======== MATERIAL FOR THIS TASK ========

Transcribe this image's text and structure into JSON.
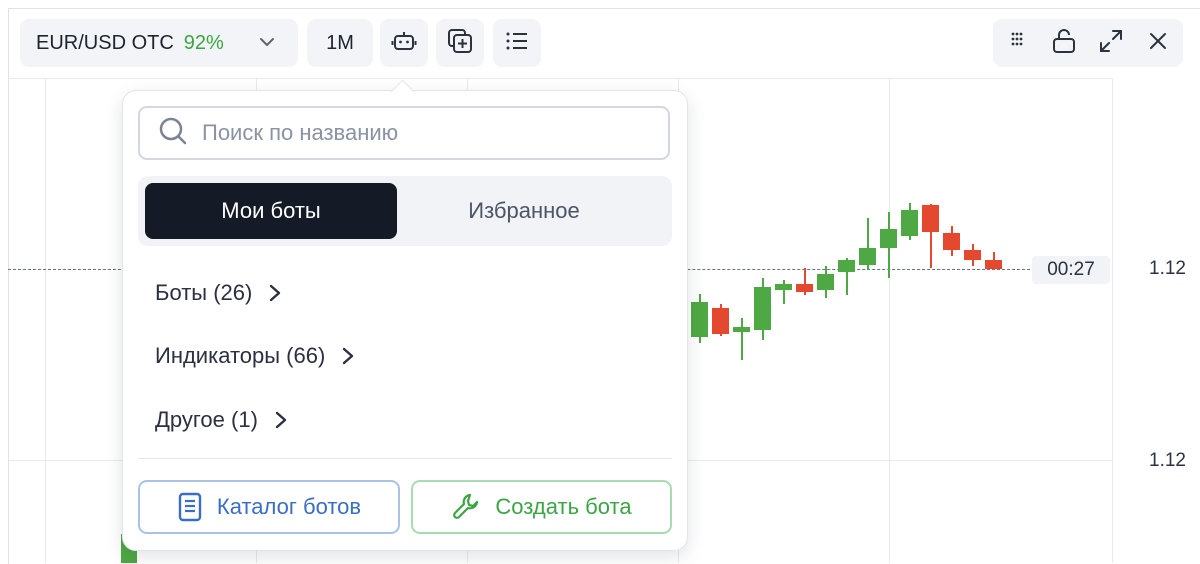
{
  "toolbar": {
    "pair": "EUR/USD OTC",
    "payout": "92%",
    "timeframe": "1M",
    "icons": [
      "chevron-down-icon",
      "robot-icon",
      "add-copy-icon",
      "list-icon",
      "grip-icon",
      "unlock-icon",
      "expand-icon",
      "close-icon"
    ]
  },
  "chart": {
    "timer": "00:27",
    "price_labels": [
      "1.12",
      "1.12"
    ],
    "colors": {
      "up": "#4ea843",
      "down": "#e4492f"
    }
  },
  "popup": {
    "search_placeholder": "Поиск по названию",
    "tabs": [
      {
        "label": "Мои боты",
        "active": true
      },
      {
        "label": "Избранное",
        "active": false
      }
    ],
    "categories": [
      {
        "label": "Боты (26)"
      },
      {
        "label": "Индикаторы (66)"
      },
      {
        "label": "Другое (1)"
      }
    ],
    "buttons": {
      "catalog": "Каталог ботов",
      "create": "Создать бота"
    }
  }
}
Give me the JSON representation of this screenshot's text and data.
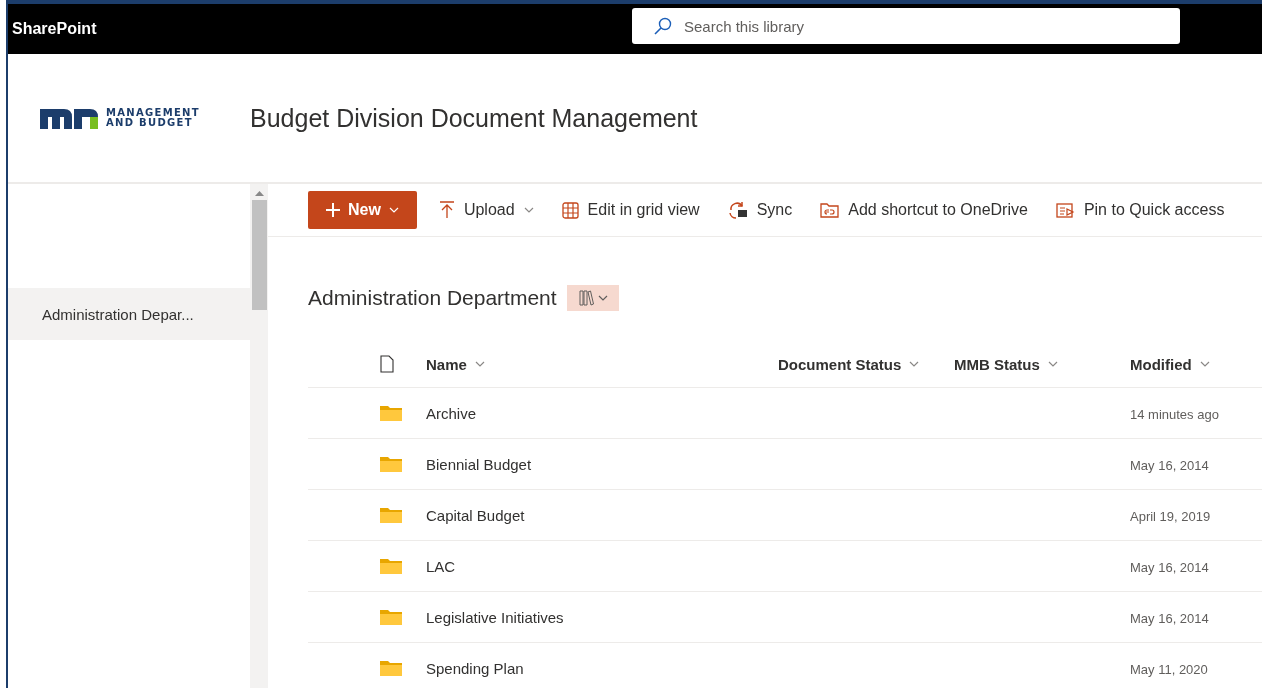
{
  "app_bar": {
    "title": "SharePoint",
    "search": {
      "placeholder": "Search this library"
    }
  },
  "header": {
    "logo_lines": [
      "MANAGEMENT",
      "AND BUDGET"
    ],
    "site_title": "Budget Division Document Management"
  },
  "sidebar": {
    "items": [
      {
        "label": "Administration Depar...",
        "selected": true
      }
    ]
  },
  "command_bar": [
    {
      "kind": "new",
      "label": "New"
    },
    {
      "kind": "upload",
      "label": "Upload"
    },
    {
      "kind": "grid",
      "label": "Edit in grid view"
    },
    {
      "kind": "sync",
      "label": "Sync"
    },
    {
      "kind": "shortcut",
      "label": "Add shortcut to OneDrive"
    },
    {
      "kind": "pin",
      "label": "Pin to Quick access"
    }
  ],
  "library": {
    "title": "Administration Department",
    "columns": [
      "Name",
      "Document Status",
      "MMB Status",
      "Modified"
    ],
    "rows": [
      {
        "name": "Archive",
        "modified": "14 minutes ago"
      },
      {
        "name": "Biennial Budget",
        "modified": "May 16, 2014"
      },
      {
        "name": "Capital Budget",
        "modified": "April 19, 2019"
      },
      {
        "name": "LAC",
        "modified": "May 16, 2014"
      },
      {
        "name": "Legislative Initiatives",
        "modified": "May 16, 2014"
      },
      {
        "name": "Spending Plan",
        "modified": "May 11, 2020"
      }
    ]
  }
}
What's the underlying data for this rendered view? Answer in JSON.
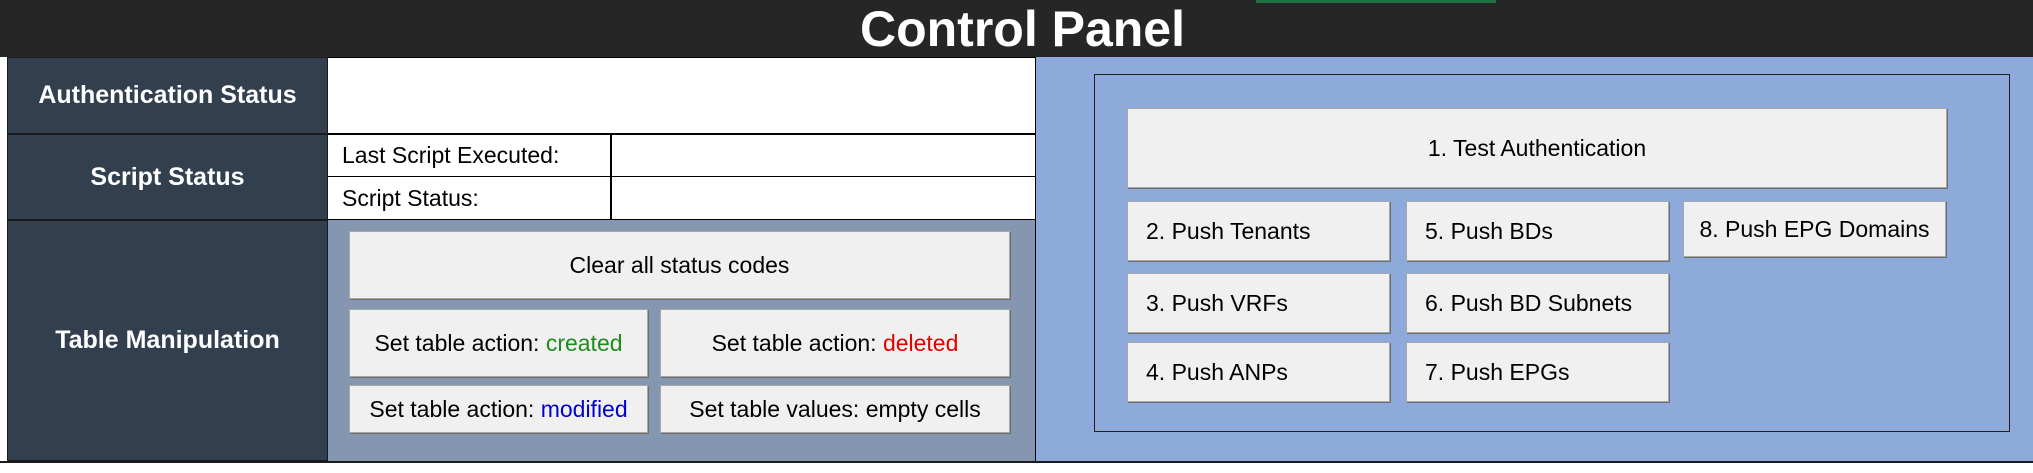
{
  "header": {
    "title": "Control Panel",
    "colors": {
      "background": "#262626",
      "text": "#ffffff"
    }
  },
  "sections": {
    "auth": {
      "label": "Authentication Status",
      "value": ""
    },
    "script": {
      "label": "Script Status",
      "last_script_label": "Last Script Executed:",
      "last_script_value": "",
      "status_label": "Script Status:",
      "status_value": ""
    },
    "table": {
      "label": "Table Manipulation",
      "buttons": {
        "clear": "Clear all status codes",
        "created_prefix": "Set table action: ",
        "created_value": "created",
        "deleted_prefix": "Set table action: ",
        "deleted_value": "deleted",
        "modified_prefix": "Set table action: ",
        "modified_value": "modified",
        "empty_cells": "Set table values: empty cells"
      }
    }
  },
  "actions": {
    "test_auth": "1. Test Authentication",
    "push_tenants": "2. Push Tenants",
    "push_vrfs": "3. Push VRFs",
    "push_anps": "4. Push ANPs",
    "push_bds": "5. Push BDs",
    "push_bd_subnets": "6. Push BD Subnets",
    "push_epgs": "7. Push EPGs",
    "push_epg_domains": "8. Push EPG Domains"
  },
  "colors": {
    "label_navy": "#323f4f",
    "panel_grey": "#8496b0",
    "panel_blue": "#8eaadb",
    "button": "#f0f0f0",
    "created": "#1e8b1e",
    "deleted": "#e00000",
    "modified": "#0000d0"
  }
}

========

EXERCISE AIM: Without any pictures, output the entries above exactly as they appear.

FINISHED EXERCISE:
Transcribe this image's text and structure into JSON.
{
  "toolbar": {
    "pair": "EUR/USD OTC",
    "payout": "92%",
    "timeframe": "1M",
    "icons": [
      "chevron-down-icon",
      "robot-icon",
      "add-copy-icon",
      "list-icon",
      "grip-icon",
      "unlock-icon",
      "expand-icon",
      "close-icon"
    ]
  },
  "chart": {
    "timer": "00:27",
    "price_labels": [
      "1.12",
      "1.12"
    ],
    "colors": {
      "up": "#4ea843",
      "down": "#e4492f"
    }
  },
  "popup": {
    "search_placeholder": "Поиск по названию",
    "tabs": [
      {
        "label": "Мои боты",
        "active": true
      },
      {
        "label": "Избранное",
        "active": false
      }
    ],
    "categories": [
      {
        "label": "Боты (26)"
      },
      {
        "label": "Индикаторы (66)"
      },
      {
        "label": "Другое (1)"
      }
    ],
    "buttons": {
      "catalog": "Каталог ботов",
      "create": "Создать бота"
    }
  }
}
Give me the JSON representation of this screenshot's text and data.
{
  "app_bar": {
    "title": "SharePoint",
    "search": {
      "placeholder": "Search this library"
    }
  },
  "header": {
    "logo_lines": [
      "MANAGEMENT",
      "AND BUDGET"
    ],
    "site_title": "Budget Division Document Management"
  },
  "sidebar": {
    "items": [
      {
        "label": "Administration Depar...",
        "selected": true
      }
    ]
  },
  "command_bar": [
    {
      "kind": "new",
      "label": "New"
    },
    {
      "kind": "upload",
      "label": "Upload"
    },
    {
      "kind": "grid",
      "label": "Edit in grid view"
    },
    {
      "kind": "sync",
      "label": "Sync"
    },
    {
      "kind": "shortcut",
      "label": "Add shortcut to OneDrive"
    },
    {
      "kind": "pin",
      "label": "Pin to Quick access"
    }
  ],
  "library": {
    "title": "Administration Department",
    "columns": [
      "Name",
      "Document Status",
      "MMB Status",
      "Modified"
    ],
    "rows": [
      {
        "name": "Archive",
        "modified": "14 minutes ago"
      },
      {
        "name": "Biennial Budget",
        "modified": "May 16, 2014"
      },
      {
        "name": "Capital Budget",
        "modified": "April 19, 2019"
      },
      {
        "name": "LAC",
        "modified": "May 16, 2014"
      },
      {
        "name": "Legislative Initiatives",
        "modified": "May 16, 2014"
      },
      {
        "name": "Spending Plan",
        "modified": "May 11, 2020"
      }
    ]
  }
}
What's the underlying data for this rendered view? Answer in JSON.
{
  "header": {
    "title": "Control Panel",
    "colors": {
      "background": "#262626",
      "text": "#ffffff"
    }
  },
  "sections": {
    "auth": {
      "label": "Authentication Status",
      "value": ""
    },
    "script": {
      "label": "Script Status",
      "last_script_label": "Last Script Executed:",
      "last_script_value": "",
      "status_label": "Script Status:",
      "status_value": ""
    },
    "table": {
      "label": "Table Manipulation",
      "buttons": {
        "clear": "Clear all status codes",
        "created_prefix": "Set table action: ",
        "created_value": "created",
        "deleted_prefix": "Set table action: ",
        "deleted_value": "deleted",
        "modified_prefix": "Set table action: ",
        "modified_value": "modified",
        "empty_cells": "Set table values: empty cells"
      }
    }
  },
  "actions": {
    "test_auth": "1. Test Authentication",
    "push_tenants": "2. Push Tenants",
    "push_vrfs": "3. Push VRFs",
    "push_anps": "4. Push ANPs",
    "push_bds": "5. Push BDs",
    "push_bd_subnets": "6. Push BD Subnets",
    "push_epgs": "7. Push EPGs",
    "push_epg_domains": "8. Push EPG Domains"
  },
  "colors": {
    "label_navy": "#323f4f",
    "panel_grey": "#8496b0",
    "panel_blue": "#8eaadb",
    "button": "#f0f0f0",
    "created": "#1e8b1e",
    "deleted": "#e00000",
    "modified": "#0000d0"
  }
}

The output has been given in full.